But we can also look deeper at this... you can be facilitating the children in their learning, and learning from them... and this wisdom can be shared with the children, and also with colleagues and also on a grander scale... as I sit here and write these words now to share with you.
Reciprocity is the relationships, the trust, the empathy... the listening with the heart and mind. And the openness to share.
We need to understand the WHOLE child. All the stories that make up the child. So that when we listen to the child's story we can have a deeper understanding. We can understand how the child is learning and not just what the child is learning (and also to understand that what we are teaching is not the same as what the child is learning... this is why it is important to understand the whole child). This means we need to listen to the context of the child, the time the child is growing up in, the culture, the environment etc... all these stories are going to impact not only the child, but the group and also your ability to listen openly. To be aware of creating storytelling experiences that involve the whole child... not just verbal stories, but through art, song, music, dance etc... all one hundred languages.
The relationship between storytellers and listeners.

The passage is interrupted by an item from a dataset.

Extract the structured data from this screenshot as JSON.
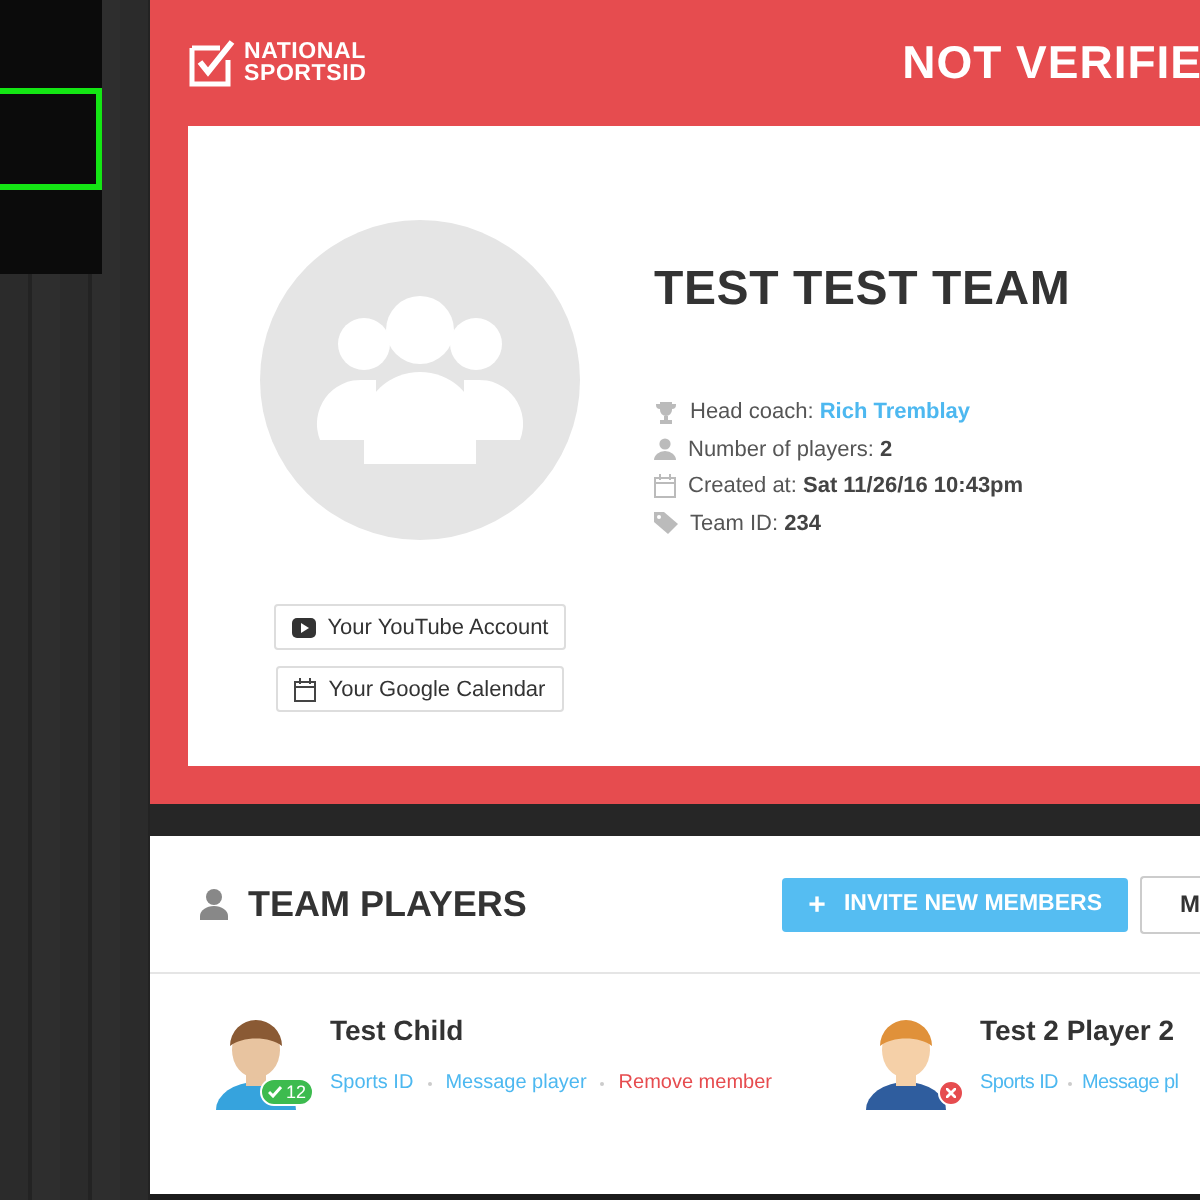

Between child and adult. Learner and teacher. Finding the connections but also becoming aware of the differences, the biases and prejudices that cloud our ability to listen openly. And the more we truly listen (listen to understand), the easier it becomes to be aware of the hidden bias that has been blinding us to see that world as it truly is... that we have been viewing it through a limited lens or limited set of lenses. It is also the relationship between the story and the storyteller - the stories can evolve... and the stories can help the storyteller evolve as well.
And the story and the listener. Stories are not a one way road of teller to listener.. they are complex and if we allow that complexity into our classroom through time, respect and responsibility then the stories can empower learners and educators alike.
Think about the old saying "The whole is greater than the sum of its parts" and I think this is a fantastic way to see education... instead of dividing it up into literacy, math, science, social and emotional development, etc etc where storytelling often gets put in literacy... start thinking of it in a more trans-disciplinary way... create the synergy of these parts being a whole. The energy that can allow children to explore the world in all their hundred languages.
it is also the synergy of teacher and learner as described in interrelatedness.
So in the up and coming posts I will be giving some examples of storyteling activities I have done over the years... and this thinking... the seven principles of Indigenous storytelling will be the spirit - the guide - the inspiration - for how storytelling should be approached, regardless of its form... oral, written, music, painting, clay, dance etc etc